Read the entries below and pull out each line with the string "mapreduce".

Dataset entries
══════════════════════════════

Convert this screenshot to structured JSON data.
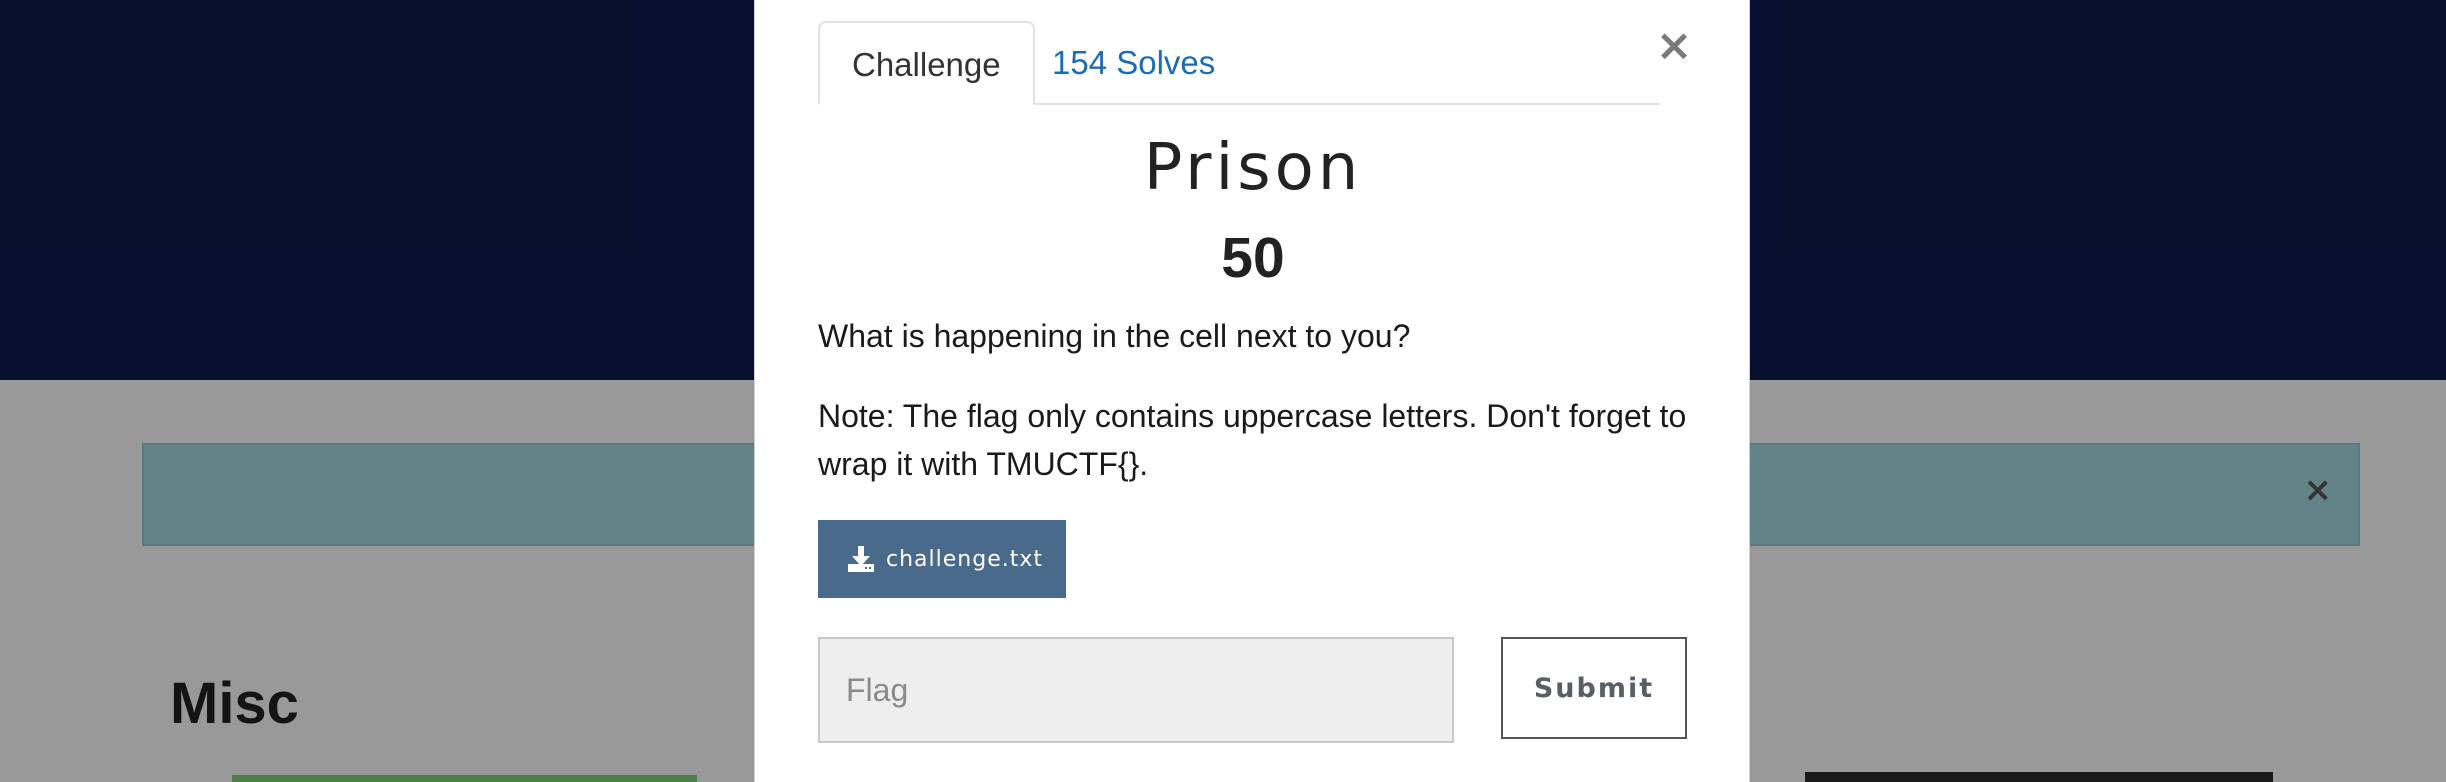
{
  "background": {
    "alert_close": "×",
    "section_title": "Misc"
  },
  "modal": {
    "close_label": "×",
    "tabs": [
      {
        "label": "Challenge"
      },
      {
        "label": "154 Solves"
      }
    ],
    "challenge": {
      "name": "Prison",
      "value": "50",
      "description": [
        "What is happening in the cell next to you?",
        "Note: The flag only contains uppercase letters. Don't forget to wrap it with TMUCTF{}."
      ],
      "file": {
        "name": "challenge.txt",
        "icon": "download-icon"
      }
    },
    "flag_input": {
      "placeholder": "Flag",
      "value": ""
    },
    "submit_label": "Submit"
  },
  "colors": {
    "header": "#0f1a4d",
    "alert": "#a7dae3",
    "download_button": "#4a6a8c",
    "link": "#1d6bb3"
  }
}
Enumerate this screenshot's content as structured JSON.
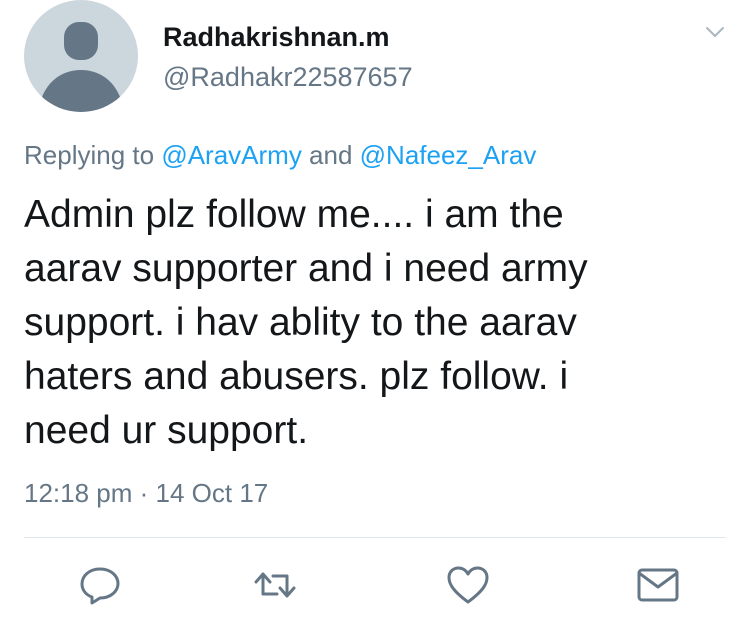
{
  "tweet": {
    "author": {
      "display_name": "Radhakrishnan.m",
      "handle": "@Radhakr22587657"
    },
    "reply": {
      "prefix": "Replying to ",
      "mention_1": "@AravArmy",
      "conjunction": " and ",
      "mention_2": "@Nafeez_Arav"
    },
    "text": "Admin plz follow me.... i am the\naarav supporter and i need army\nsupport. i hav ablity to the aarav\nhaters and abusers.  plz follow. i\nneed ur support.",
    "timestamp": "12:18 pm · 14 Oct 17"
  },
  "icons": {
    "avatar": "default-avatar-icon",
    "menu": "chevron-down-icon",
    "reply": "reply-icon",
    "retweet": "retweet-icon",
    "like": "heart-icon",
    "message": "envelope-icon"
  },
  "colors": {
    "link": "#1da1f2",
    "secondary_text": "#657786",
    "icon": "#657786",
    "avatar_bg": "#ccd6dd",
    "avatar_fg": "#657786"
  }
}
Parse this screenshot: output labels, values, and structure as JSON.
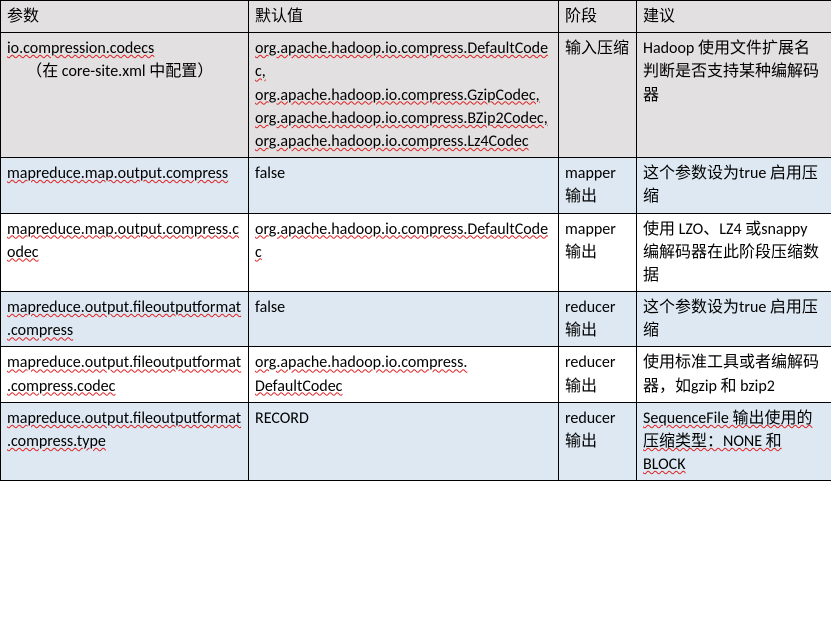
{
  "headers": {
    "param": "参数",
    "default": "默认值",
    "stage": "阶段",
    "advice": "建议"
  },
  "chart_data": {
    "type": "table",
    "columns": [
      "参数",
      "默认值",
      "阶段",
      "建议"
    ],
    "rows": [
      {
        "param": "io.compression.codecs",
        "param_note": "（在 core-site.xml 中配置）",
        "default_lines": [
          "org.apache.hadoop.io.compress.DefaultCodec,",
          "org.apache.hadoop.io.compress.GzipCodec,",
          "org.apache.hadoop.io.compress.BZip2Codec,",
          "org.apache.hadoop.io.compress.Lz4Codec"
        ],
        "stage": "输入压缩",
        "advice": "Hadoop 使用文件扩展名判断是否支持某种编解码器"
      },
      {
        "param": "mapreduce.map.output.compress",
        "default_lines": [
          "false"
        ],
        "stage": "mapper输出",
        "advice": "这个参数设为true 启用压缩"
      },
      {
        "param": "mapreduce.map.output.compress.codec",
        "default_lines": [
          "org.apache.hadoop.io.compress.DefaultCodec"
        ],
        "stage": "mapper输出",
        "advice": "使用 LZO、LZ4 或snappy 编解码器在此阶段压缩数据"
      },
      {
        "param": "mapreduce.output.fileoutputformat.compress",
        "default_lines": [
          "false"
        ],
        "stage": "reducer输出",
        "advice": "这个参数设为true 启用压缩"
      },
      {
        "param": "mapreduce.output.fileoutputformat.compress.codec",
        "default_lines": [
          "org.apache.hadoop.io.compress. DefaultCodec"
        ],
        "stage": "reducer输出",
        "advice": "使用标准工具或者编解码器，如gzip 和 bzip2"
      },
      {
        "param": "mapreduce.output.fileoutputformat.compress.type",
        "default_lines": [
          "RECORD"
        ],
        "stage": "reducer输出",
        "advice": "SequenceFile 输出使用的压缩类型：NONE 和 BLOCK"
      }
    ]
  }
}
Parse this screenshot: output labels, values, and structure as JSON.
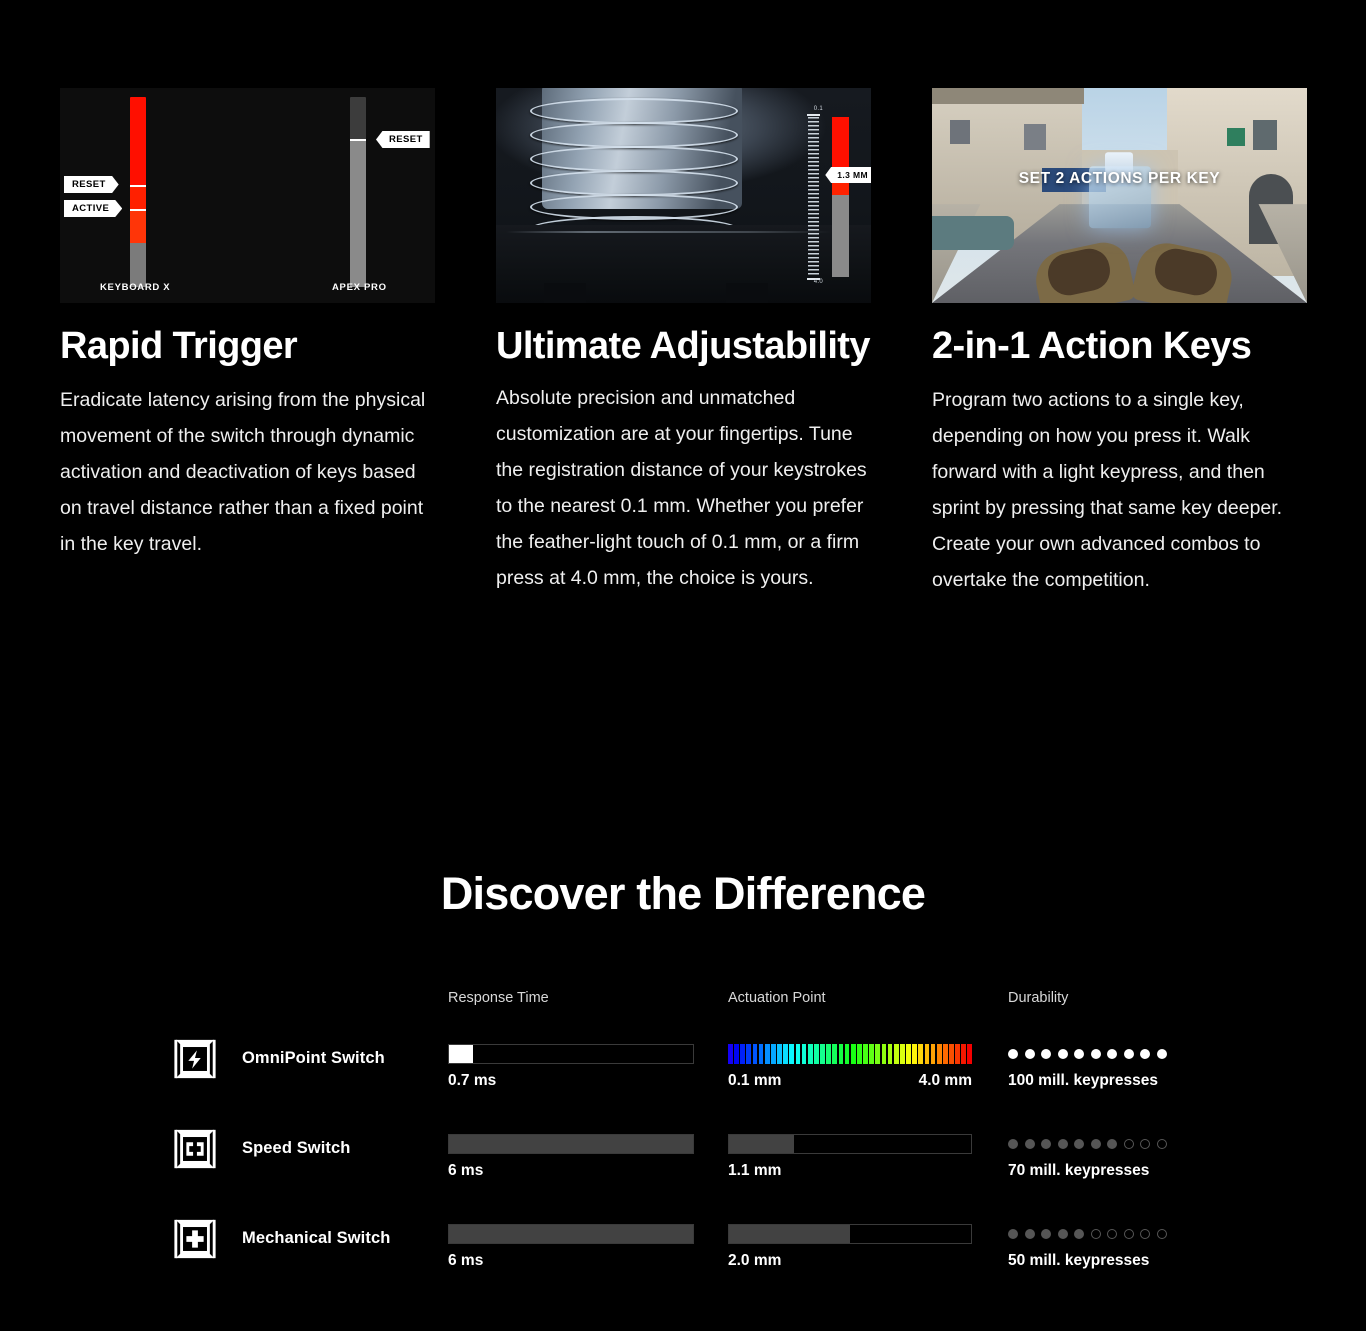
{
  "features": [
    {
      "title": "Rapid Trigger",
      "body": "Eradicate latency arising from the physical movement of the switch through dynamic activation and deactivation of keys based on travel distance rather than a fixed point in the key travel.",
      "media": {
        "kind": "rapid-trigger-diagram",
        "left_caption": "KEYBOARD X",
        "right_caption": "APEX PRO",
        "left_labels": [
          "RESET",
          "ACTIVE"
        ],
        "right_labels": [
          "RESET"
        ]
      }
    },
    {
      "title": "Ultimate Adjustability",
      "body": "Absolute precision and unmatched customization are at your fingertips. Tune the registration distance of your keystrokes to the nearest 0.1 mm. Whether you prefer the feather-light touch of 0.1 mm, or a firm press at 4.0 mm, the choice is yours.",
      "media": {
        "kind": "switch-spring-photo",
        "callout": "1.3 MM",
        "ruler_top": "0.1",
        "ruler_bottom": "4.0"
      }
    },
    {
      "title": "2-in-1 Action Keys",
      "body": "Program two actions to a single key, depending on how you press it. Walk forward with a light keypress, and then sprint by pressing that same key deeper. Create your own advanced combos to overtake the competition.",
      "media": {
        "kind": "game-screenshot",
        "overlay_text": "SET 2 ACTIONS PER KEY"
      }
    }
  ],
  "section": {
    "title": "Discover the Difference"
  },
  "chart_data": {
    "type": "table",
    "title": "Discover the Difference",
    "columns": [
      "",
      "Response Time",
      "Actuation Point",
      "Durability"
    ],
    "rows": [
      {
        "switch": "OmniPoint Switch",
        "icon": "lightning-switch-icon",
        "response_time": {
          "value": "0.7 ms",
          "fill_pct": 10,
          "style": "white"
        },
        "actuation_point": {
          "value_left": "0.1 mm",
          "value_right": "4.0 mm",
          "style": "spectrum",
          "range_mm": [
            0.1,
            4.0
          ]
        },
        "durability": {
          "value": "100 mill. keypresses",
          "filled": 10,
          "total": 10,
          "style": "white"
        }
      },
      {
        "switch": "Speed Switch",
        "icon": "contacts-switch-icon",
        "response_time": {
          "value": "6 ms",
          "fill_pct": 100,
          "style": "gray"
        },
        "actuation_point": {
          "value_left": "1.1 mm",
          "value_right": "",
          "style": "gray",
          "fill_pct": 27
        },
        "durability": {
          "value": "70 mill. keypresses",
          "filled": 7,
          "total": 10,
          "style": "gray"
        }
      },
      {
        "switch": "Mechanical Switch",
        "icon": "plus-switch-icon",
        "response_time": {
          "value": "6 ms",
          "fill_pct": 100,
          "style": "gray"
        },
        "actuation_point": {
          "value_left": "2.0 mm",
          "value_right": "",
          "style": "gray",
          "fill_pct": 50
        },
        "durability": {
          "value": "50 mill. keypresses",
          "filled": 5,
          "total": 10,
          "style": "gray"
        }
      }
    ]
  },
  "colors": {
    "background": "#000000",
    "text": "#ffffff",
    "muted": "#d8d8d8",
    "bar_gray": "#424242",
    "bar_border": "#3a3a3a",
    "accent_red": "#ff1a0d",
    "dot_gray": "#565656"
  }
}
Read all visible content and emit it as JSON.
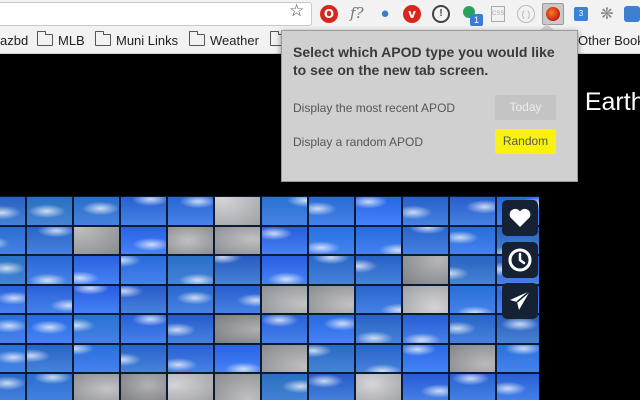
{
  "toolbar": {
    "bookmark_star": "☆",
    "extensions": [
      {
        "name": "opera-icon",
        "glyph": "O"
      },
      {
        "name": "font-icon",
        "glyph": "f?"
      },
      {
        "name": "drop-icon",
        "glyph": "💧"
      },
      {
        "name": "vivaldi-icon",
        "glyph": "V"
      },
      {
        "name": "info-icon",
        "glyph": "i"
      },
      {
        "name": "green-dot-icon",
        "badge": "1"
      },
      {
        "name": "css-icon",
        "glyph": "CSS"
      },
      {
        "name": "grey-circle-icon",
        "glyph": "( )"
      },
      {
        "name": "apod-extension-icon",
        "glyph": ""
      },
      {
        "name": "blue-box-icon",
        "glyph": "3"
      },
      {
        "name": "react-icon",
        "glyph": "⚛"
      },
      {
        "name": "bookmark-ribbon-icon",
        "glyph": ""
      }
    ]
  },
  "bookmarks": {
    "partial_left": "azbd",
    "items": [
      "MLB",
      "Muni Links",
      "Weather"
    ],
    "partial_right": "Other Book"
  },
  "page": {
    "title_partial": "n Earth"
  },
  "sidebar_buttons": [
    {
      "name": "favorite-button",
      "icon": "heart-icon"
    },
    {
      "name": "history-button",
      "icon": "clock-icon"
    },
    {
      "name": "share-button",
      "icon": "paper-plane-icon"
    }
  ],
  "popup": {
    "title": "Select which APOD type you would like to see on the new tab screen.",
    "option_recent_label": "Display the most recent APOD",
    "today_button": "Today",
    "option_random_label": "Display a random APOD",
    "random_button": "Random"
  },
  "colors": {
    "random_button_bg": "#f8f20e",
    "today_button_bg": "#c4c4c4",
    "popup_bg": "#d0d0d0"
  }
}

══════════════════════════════

* _Written response_
        "param": "mapreduce.map.output.compress",
        "param": "mapreduce.map.output.compress.codec",
        "param": "mapreduce.output.fileoutputformat.compress",
        "param": "mapreduce.output.fileoutputformat.compress.codec",
        "param": "mapreduce.output.fileoutputformat.compress.type",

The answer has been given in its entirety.